"I am not a pusher of anything but a pencil or pen, and that is part of my huge problem in life." There are disillusioned writer-narrators, and then there's the protagonist of Tennessee Williams's Moise and the World of Reason. Thirty years old and a "distinguished failed writer" by his own admission, Williams's nameless narrator floats through a world of loss and grief.
The love of his life, a towering figure skater named Lance, has died some years prior to the start of the novel. The narrator still occupies their makeshift apartment in a corner of an abandoned warehouse in the West Village, trying to find emotional fulfillment in a new partner, Charlie. He's prone to incomplete sentences, and when his notebooks are full, he chronicles the events of his life on the back of rejection slips from literary magazines. But Williams's lovely novel of heartbreak and sex has, until now, been out of print for decades.
Next month, Moise and the World of Reason will be re-released by New Directions Publishing, and in reading the novel more than 40 years since its first release, it's terrifying to see the nameless narrator's origin story mirrored in the stories of many young queer people today. At 14, he is nearly assaulted by a group of older men, he suffers violence at the hands of his father, and by 15 he is a runaway on the streets of Lower Manhattan. The literary editors who read his honest depictions of gay sex call his stories "filthy with prurience," a psychiatrist deems him a "sexual deviant," and he contracts the same STD twice. Anyone can attest that elements of this narrative live on.

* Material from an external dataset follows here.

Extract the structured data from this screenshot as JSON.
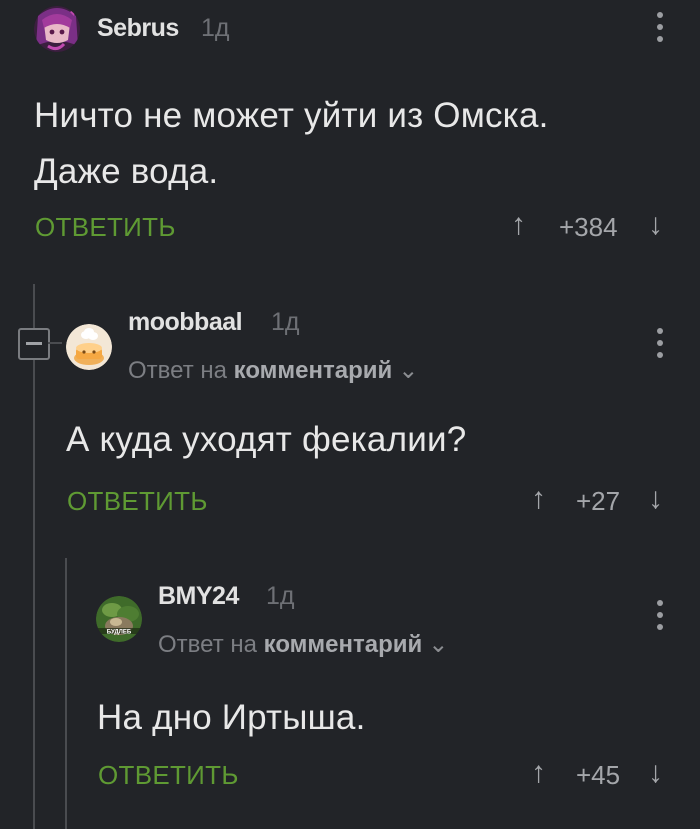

Though often overlooked among Williams's more iconic works (e.g. A Streetcar Named Desire, Cat on a Hot Tin Roof, The Glass Menagerie), and despite the narrator's evaluation of his own literary ability, Moise and the World of Reason is lyrical and witty, injecting camp into moments of melodrama. The novel's titular character Moise (pronounced "Mo-ease"), a painter and the narrator's best friend, decides to retire from reality—the "world of reason"—after the death of her elderly patron means she can no longer afford art supplies.
Moise makes this announcement to friends at a party lit by a single candle, wearing a completely sheer dress. At the end of the novel, she takes to her bed like she's starring in a Victorian tragedy, gives a long-winded speech that mentions the high-wire artist who walked a tightrope between the Twin Towers in 1974, and is preparing to die when a box of paints and canvases suddenly arrives from distant relatives. She can return to the world of reason once more.
Ultimately, loneliness isn't the nameless protagonist's destiny. As Moise begins to paint once again, a pair of photographers arrives to photograph the artist at work. The narrator looks up to see that "the younger of the two men…was looking directly at me, his eyes containing a very blue and open declaration of love."
Rediscover Tennessee Williams's long-lost novel Moise and the World of Reason, available from New Directions publishing on July 12. For more information visit ndbooks.com.